BIOEN contributes for the development of policy: The Renovabio example

This enormous body of research carried out within the BIOEN program serves as a reference for decision making regarding investments and strategies of companies and for policy making.

We should mention Renovabio, a new legislation for the biofuel sector that had the participation of BIOEN researchers in its development. In 2017, to comply with its annual decarbonization targets assumed at COP21, Brazil established Law 13.576/2017, a State policy that aims to draw up a joint strategy to recognize the strategic role of all types of biofuels in the Brazilian energy matrix. It encourages energy efficiency gains in biofuels production and use, and creates a market mechanism to reduce the carbon footprint of biofuels. With RenovaBio, the Brazilian government plans to increase ethanol production from the current 30 billion liters to around 50 billion liters by 2030 and raise biodiesel from 4 billion to 13 billion liters in the same period. The program is a market-based incentive with issuance of GHG emissions reduction certificates, named “CBio” (a Decarbonization Credit) to producers that can be traded in the stock market and purchased by fuel distributors.

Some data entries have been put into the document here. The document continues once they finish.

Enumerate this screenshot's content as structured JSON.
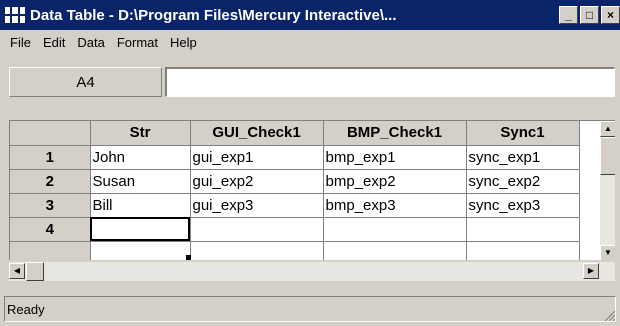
{
  "window": {
    "title": "Data Table - D:\\Program Files\\Mercury Interactive\\...",
    "icon": "table-grid-icon",
    "buttons": {
      "minimize": "_",
      "maximize": "□",
      "close": "×"
    },
    "title_bg": "#0a246a"
  },
  "menu": [
    {
      "label": "File"
    },
    {
      "label": "Edit"
    },
    {
      "label": "Data"
    },
    {
      "label": "Format"
    },
    {
      "label": "Help"
    }
  ],
  "cell_reference": "A4",
  "formula_value": "",
  "grid": {
    "columns": [
      "",
      "Str",
      "GUI_Check1",
      "BMP_Check1",
      "Sync1"
    ],
    "rows": [
      {
        "header": "1",
        "cells": [
          "John",
          "gui_exp1",
          "bmp_exp1",
          "sync_exp1"
        ]
      },
      {
        "header": "2",
        "cells": [
          "Susan",
          "gui_exp2",
          "bmp_exp2",
          "sync_exp2"
        ]
      },
      {
        "header": "3",
        "cells": [
          "Bill",
          "gui_exp3",
          "bmp_exp3",
          "sync_exp3"
        ]
      },
      {
        "header": "4",
        "cells": [
          "",
          "",
          "",
          ""
        ]
      }
    ],
    "active_cell": "A4"
  },
  "status": {
    "text": "Ready"
  }
}
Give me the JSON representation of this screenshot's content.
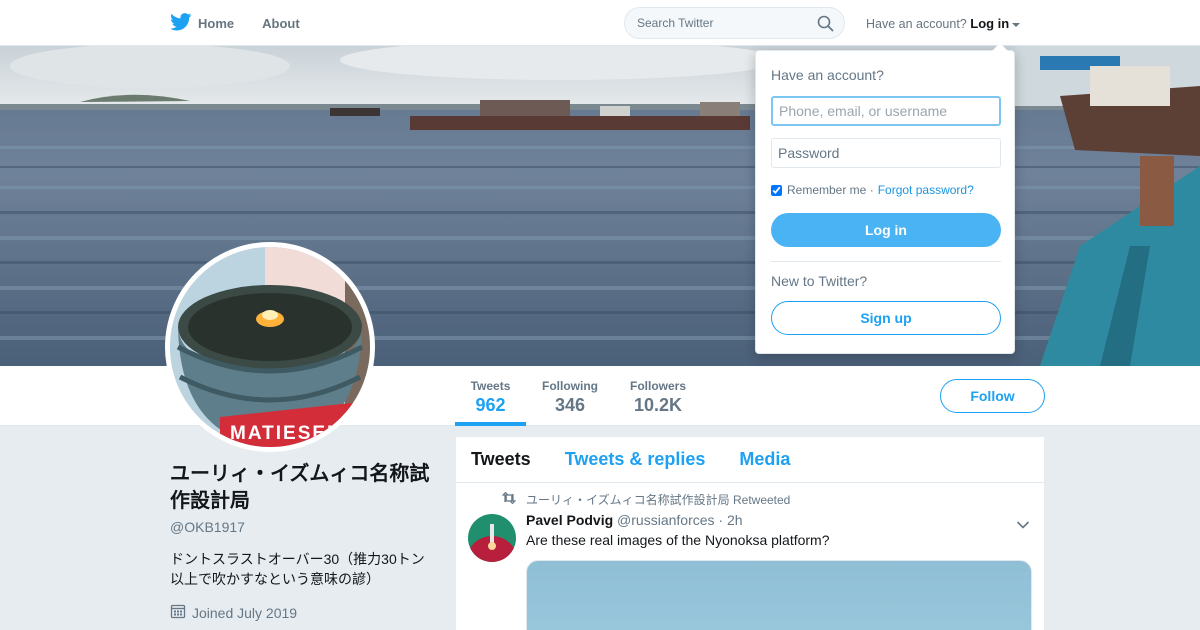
{
  "nav": {
    "home_label": "Home",
    "about_label": "About",
    "search_placeholder": "Search Twitter",
    "have_account_text": "Have an account?",
    "login_label": "Log in"
  },
  "colors": {
    "brand_blue": "#1da1f2",
    "login_button": "#4ab3f4",
    "text_secondary": "#657786",
    "page_background": "#e6ecf0"
  },
  "icons": [
    "twitter-bird-icon",
    "search-icon",
    "caret-down-icon",
    "calendar-icon",
    "retweet-icon",
    "chevron-down-icon"
  ],
  "profile": {
    "name": "ユーリィ・イズムィコ名称試作設計局",
    "handle": "@OKB1917",
    "bio": "ドントスラストオーバー30（推力30トン以上で吹かすなという意味の諺）",
    "joined": "Joined July 2019",
    "avatar_sign_text": "MATIESEN"
  },
  "stats": [
    {
      "label": "Tweets",
      "value": "962",
      "active": true
    },
    {
      "label": "Following",
      "value": "346",
      "active": false
    },
    {
      "label": "Followers",
      "value": "10.2K",
      "active": false
    }
  ],
  "follow_label": "Follow",
  "timeline": {
    "tabs": [
      {
        "label": "Tweets",
        "active": true
      },
      {
        "label": "Tweets & replies",
        "active": false
      },
      {
        "label": "Media",
        "active": false
      }
    ],
    "tweet": {
      "retweeted_by": "ユーリィ・イズムィコ名称試作設計局 Retweeted",
      "fullname": "Pavel Podvig",
      "username": "@russianforces",
      "time": "· 2h",
      "text": "Are these real images of the Nyonoksa platform?"
    }
  },
  "login_dropdown": {
    "title": "Have an account?",
    "username_placeholder": "Phone, email, or username",
    "password_placeholder": "Password",
    "remember_label": "Remember me",
    "separator": "·",
    "forgot_label": "Forgot password?",
    "login_button_label": "Log in",
    "new_to_label": "New to Twitter?",
    "signup_label": "Sign up"
  }
}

One CBio corresponds to a reduction of one ton of carbon dioxide equivalent (CO2eq), in comparison to fossil fuel emissions and in order to get that, biofuels production will be certified through a life cycle analysis (LCA).

RenovaCalc is the tool for calculating the carbon intensity of biofuels of Renovabio. It was released in May 2018 and works as calculator aiming to prove the environmental performance of the production by biofuels mills. The RenovaCalc accept about ten different technological routes to carry out the calculation of efficiency, in which each of the biofuels included in the RenovaBio is included – ethanol, biodiesel, biokerosene and biomethane. Each producer should detail information about their agricultural and manufacturing processes, such as the system of plantation used, fuel consumption, agrochemical consumption, land use, such as adequate for a life cycle analysis (LCA). The total emission is compared to that of the fossil fuel equivalent (ethanol should be compared to gasoline and biodiesel to diesel) and at the end the calculator generates a final grade which represents the emission mitigation. This grade becomes a multiplying factor when the CBios are emitted.

We expect that Renovabio will be a source of continuous improvements in the sector and an example, if successful, on how to stimulate a low carbon economy. To learn more we take the opportunity to invite Elephant in the Lab readers to attend the BBEST-Biofuture Conference!


I would like to thank the members of the FAPESP BIOEN Coordination Committee Heitor Cantarella, Rubens Maciel Filho, Luis Cassinelli and Luiz Augusto Horta Nogueira and FAPESP Scientific Director Carlos Henrique de Brito Cruz for helpful discussions. This work was funded by State of São Paulo Foundation (FAPESP) Process 2018/16098-3, 2016/12804-5 and 2012/23765-0.